The vast majority of businesses do have a formal cybersecurity response plan, according to new research by IBM.
The tech giant questioned 2,800 senior executives from companies around the world for its third annual study of the “Cyber Resilient Organisation”.
The main finding was that 77 per cent of respondents said their companies “do not have a formal cybersecurity incident response plan applied consistently across their organisation”.
Half of the 2,800 said their companies had either informal or ad-hoc systems in place, or they were “completely non-existent”.
However, despite the lack of formal processes, 72 percent of organisations said they are more cyber resilient today than they were last year.
Also, of the companies which were deemed to be “highly resilient”, 61 percent attribute their confidence to their ability to hire skilled personnel.
But recruitment and investment are big issues, with 60 per cent of respondents saying that a lack of investment in artificial intelligence and machine learning – and hiring the people with the right skills to implement them – were the biggest barrier to cyber resilience.
More than 30 per cent said they did not have an adequate cyber resilience budget in place and 77 per cent said they experience “difficulty retaining and hiring IT Security professionals”.
Ted Julian, VP of product management and co-founder, IBM Resilient, said: “Organizations may be feeling more cyber resilient today, and the biggest reason why was hiring skilled personnel.
“Having the right staff in place is critical but arming them with the most modern tools to augment their work is equally as important.
“A response plan that orchestrates human intelligence with machine intelligence is the only way security teams are going to get ahead of the threat and improve overall Cyber Resilience.”
The research was conducted by the Ponemon Institute, and among its other findings were:
Staffing for cyber resilience-related activities is inadequate
- The second-biggest barrier to cyber resilience was having insufficient skilled personnel dedicated to cybersecurity.
- 29 percent of respondents reported having ideal staffing to achieve cyber resilience.
- 50 percent say their organization’s current CISO or security leader has been in place for three years or less. Twenty-three percent report they do not currently have a CISO or security leader.
Organisations are not ready for GDPR
- The General Data Protection Regulation takes effect in May 2018 and will mandate that organizations have an incident response plan in place.

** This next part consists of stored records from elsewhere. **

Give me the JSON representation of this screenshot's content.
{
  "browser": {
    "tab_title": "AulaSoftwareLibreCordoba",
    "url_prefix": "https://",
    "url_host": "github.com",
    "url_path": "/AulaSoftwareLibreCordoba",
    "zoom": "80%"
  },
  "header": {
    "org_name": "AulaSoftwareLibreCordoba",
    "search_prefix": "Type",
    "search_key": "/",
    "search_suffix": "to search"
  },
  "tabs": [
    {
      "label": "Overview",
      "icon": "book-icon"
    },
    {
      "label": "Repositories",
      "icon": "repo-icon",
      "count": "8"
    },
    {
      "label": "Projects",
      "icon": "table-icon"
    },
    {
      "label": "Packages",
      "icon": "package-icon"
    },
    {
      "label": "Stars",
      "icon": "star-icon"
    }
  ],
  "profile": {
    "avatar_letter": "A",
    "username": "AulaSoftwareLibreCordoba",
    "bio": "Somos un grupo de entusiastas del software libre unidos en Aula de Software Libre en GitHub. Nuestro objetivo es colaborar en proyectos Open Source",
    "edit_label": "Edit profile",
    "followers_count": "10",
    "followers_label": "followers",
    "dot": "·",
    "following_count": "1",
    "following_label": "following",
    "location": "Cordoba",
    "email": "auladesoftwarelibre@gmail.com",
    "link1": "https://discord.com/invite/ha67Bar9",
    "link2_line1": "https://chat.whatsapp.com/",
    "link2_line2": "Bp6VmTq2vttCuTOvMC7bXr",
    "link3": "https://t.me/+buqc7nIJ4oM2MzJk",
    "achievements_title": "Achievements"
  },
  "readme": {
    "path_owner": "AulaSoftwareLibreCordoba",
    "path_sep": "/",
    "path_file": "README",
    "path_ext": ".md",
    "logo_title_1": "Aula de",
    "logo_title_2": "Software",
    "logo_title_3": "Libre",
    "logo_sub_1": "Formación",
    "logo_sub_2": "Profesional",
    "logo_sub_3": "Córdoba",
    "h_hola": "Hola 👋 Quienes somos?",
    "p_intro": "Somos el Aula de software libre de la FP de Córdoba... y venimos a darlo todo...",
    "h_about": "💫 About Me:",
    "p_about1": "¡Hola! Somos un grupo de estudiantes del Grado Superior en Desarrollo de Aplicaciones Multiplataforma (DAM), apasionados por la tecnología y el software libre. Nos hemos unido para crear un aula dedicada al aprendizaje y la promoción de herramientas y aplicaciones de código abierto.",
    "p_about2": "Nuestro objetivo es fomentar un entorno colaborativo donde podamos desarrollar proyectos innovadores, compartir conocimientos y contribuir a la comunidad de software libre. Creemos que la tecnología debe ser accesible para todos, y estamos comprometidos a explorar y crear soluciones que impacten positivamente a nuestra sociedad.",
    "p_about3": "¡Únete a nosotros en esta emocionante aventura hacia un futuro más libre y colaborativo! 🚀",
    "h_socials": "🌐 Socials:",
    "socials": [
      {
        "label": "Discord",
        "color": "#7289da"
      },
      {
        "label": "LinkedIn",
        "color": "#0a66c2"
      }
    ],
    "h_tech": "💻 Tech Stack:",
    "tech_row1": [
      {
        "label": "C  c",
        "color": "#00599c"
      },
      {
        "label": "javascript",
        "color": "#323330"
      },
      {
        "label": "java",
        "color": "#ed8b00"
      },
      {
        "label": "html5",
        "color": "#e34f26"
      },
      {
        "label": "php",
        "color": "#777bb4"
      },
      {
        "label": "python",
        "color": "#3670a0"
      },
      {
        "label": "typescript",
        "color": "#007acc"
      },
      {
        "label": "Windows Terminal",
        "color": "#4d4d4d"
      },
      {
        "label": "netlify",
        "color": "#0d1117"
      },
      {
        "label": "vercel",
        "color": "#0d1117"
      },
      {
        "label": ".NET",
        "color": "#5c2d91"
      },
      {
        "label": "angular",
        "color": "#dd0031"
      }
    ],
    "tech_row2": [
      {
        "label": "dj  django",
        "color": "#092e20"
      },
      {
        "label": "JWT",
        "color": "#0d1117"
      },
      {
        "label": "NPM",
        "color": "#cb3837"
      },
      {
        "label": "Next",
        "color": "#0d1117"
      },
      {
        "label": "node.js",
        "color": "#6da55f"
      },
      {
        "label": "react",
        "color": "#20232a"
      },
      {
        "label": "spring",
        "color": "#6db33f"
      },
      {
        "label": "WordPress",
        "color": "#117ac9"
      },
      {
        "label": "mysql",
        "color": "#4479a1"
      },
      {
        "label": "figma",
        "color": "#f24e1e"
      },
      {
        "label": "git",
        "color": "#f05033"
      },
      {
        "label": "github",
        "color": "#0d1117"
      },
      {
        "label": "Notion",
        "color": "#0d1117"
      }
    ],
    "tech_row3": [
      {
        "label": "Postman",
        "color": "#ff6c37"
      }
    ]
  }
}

- 77 percent of respondents do not have an incident response plan that is applied consistently across the entire enterprise.
- Most countries surveyed do not report confidence in their ability to comply with GDPR.

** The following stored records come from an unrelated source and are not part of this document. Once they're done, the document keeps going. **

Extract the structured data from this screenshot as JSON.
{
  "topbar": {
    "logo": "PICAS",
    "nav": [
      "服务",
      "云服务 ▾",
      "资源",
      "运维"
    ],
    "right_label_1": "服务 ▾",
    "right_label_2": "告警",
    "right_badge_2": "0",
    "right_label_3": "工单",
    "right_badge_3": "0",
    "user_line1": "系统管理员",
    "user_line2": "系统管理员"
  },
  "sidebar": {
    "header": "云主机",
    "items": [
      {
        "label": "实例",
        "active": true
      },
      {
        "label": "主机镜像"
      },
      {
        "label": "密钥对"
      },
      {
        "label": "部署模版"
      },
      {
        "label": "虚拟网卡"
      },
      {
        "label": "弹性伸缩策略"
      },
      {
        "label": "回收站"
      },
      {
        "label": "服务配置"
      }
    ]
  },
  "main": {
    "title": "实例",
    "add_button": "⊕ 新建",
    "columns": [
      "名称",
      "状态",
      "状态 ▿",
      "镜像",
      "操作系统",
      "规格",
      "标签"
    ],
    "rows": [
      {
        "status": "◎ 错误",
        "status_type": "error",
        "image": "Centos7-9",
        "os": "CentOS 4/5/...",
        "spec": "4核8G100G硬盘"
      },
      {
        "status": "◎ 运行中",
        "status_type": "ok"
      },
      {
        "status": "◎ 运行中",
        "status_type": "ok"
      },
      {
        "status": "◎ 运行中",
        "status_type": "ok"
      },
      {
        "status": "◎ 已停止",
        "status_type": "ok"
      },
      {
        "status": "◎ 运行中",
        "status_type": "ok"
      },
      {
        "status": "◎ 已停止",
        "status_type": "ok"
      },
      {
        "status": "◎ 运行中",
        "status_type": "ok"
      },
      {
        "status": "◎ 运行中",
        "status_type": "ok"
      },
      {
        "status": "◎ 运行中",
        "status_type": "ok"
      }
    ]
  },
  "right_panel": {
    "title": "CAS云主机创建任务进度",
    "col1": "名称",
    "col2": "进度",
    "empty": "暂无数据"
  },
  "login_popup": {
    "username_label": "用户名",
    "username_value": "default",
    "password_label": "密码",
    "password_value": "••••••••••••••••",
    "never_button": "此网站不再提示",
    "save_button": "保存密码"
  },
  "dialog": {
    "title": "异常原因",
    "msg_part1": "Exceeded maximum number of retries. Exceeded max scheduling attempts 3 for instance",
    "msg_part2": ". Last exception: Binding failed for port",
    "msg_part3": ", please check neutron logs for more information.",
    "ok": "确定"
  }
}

Dr Larry Ponemon, of the Ponemon Institute, said: “A sharp focus in a few crucial areas can make a big difference when it comes to cyber resilience.

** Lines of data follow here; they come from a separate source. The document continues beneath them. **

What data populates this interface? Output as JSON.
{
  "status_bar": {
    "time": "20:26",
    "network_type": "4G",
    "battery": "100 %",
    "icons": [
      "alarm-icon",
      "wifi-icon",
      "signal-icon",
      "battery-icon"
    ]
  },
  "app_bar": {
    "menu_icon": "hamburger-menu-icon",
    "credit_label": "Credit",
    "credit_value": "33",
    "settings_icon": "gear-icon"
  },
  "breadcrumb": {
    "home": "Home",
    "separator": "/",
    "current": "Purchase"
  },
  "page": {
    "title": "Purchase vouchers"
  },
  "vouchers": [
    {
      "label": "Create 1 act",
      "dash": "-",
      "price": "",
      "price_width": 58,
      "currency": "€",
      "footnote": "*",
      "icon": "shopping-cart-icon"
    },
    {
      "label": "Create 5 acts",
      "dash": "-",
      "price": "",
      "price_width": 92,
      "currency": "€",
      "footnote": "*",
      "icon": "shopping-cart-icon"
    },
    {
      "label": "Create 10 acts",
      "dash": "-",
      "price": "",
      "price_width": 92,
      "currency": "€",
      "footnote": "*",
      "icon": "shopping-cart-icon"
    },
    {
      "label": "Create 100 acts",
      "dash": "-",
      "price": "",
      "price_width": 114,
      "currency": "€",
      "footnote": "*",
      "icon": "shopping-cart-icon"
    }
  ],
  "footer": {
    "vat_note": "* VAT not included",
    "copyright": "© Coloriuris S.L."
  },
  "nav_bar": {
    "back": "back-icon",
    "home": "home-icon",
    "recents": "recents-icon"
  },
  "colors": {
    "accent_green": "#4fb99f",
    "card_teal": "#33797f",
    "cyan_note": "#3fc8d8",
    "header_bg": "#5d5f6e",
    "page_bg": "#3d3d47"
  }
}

“Ensuring the security function is equipped with a proper incident response plan, staffing, and budget will lead to a stronger security posture and better overall cyber resilience.”